Getting certified took years of effort. Advocates in the park worked with neighbors to minimize light pollution.

Visitors can join in by reducing their use of lights. And, kids who participate in the Junior Ranger Program, can become official “night explorers.” On nights with full moons, people can explore the dunes without headlamps or flashlights.

Myers said exploring Great Sand Dunes after dark can be a magical experience.

“Feel the soft night breezes. Listen to the call of the owls, the howling of the distant coyotes, the calls of frogs and toads, the rustle of creatures in the forest and the drum of kangaroo rats thumping warnings to each other,” he said. “You may notice that your senses grow shaper as you spend more time in dark and quiet locations.”

 

Follow us on Google News Google News Icon

 

About the author

Katie Kerwin McCrimmon is a proud Colorado native. She attended Colorado College, thanks to a merit scholarship from the Boettcher Foundation, and worked as a park ranger in Rocky Mountain National Park during summer breaks from college. She is also a storyteller. She loves getting to know UCHealth patients and providers and sharing their inspiring stories.

Katie spent years working as a journalist at the Rocky Mountain News and was a finalist with a team of reporters for the Pulitzer Prize for their coverage of a deadly wildfire in Glenwood Springs in 1994. Katie was the first reporter in the U.S. to track down and interview survivors of the tragic blaze, which left 14 firefighters dead.

She covered an array of beats over the years, including the environment, politics, education and criminal justice.
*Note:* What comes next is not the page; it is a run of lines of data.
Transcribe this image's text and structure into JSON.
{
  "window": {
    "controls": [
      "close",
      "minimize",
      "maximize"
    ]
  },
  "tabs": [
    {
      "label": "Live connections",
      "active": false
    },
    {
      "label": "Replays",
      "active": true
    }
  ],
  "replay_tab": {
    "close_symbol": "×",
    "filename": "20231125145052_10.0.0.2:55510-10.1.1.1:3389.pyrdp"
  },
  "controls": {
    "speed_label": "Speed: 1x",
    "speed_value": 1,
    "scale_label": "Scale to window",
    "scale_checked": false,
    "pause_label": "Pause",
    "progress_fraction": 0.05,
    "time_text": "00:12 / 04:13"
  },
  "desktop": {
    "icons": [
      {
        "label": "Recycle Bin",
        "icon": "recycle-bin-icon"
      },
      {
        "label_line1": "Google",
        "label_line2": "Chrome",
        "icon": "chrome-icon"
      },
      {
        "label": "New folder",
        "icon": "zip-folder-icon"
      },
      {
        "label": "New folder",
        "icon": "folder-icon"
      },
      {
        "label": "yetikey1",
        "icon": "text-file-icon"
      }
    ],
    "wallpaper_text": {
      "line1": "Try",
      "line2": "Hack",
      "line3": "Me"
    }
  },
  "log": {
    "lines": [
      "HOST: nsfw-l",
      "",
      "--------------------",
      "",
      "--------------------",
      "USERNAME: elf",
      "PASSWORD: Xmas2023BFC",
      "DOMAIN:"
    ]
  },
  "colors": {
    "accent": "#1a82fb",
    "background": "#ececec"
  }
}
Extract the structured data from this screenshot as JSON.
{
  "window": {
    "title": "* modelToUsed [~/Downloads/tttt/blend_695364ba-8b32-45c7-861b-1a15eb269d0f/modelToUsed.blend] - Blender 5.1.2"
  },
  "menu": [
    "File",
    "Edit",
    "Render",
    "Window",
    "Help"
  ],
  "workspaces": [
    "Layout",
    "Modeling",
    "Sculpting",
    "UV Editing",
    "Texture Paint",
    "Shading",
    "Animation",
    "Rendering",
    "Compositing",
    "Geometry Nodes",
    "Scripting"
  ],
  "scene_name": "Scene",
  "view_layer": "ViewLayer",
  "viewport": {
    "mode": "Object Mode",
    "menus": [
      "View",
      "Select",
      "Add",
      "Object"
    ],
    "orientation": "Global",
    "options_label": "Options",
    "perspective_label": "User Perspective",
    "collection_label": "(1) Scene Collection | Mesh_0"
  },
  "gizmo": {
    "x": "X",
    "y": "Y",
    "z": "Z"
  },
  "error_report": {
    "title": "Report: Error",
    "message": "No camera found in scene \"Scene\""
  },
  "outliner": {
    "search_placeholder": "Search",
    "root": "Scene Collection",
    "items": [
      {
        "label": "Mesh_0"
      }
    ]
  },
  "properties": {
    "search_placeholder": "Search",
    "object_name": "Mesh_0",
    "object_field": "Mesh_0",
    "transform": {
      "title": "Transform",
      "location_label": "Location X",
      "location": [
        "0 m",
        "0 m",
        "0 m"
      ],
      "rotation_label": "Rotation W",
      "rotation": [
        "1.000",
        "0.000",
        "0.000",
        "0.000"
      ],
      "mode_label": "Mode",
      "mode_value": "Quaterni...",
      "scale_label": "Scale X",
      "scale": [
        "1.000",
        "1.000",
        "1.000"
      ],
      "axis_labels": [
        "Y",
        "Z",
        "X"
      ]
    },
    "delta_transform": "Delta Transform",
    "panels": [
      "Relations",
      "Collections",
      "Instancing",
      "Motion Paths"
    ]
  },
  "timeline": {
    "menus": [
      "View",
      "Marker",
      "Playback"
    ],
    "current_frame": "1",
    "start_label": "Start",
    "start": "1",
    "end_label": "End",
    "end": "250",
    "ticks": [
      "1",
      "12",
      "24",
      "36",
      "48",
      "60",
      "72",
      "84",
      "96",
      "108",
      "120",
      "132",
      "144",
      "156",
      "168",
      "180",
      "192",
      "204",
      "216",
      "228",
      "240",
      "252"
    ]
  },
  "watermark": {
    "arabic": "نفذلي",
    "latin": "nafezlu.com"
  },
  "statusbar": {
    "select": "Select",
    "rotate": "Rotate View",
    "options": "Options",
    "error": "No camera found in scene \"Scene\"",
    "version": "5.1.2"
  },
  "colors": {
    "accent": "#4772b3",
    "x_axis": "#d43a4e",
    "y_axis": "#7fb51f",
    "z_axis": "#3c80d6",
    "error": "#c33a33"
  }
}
She also loved covering stories in Congress and at the U.S. Supreme Court during a stint as the Rocky’s reporter in Washington, D.C.

Katie then worked as a reporter for an online health news site before joining the UCHealth team in 2017.

Katie and her husband Cyrus, a Pulitzer Prize-winning photographer, have three children. The family loves traveling together anywhere from Glacier National Park to Cuba.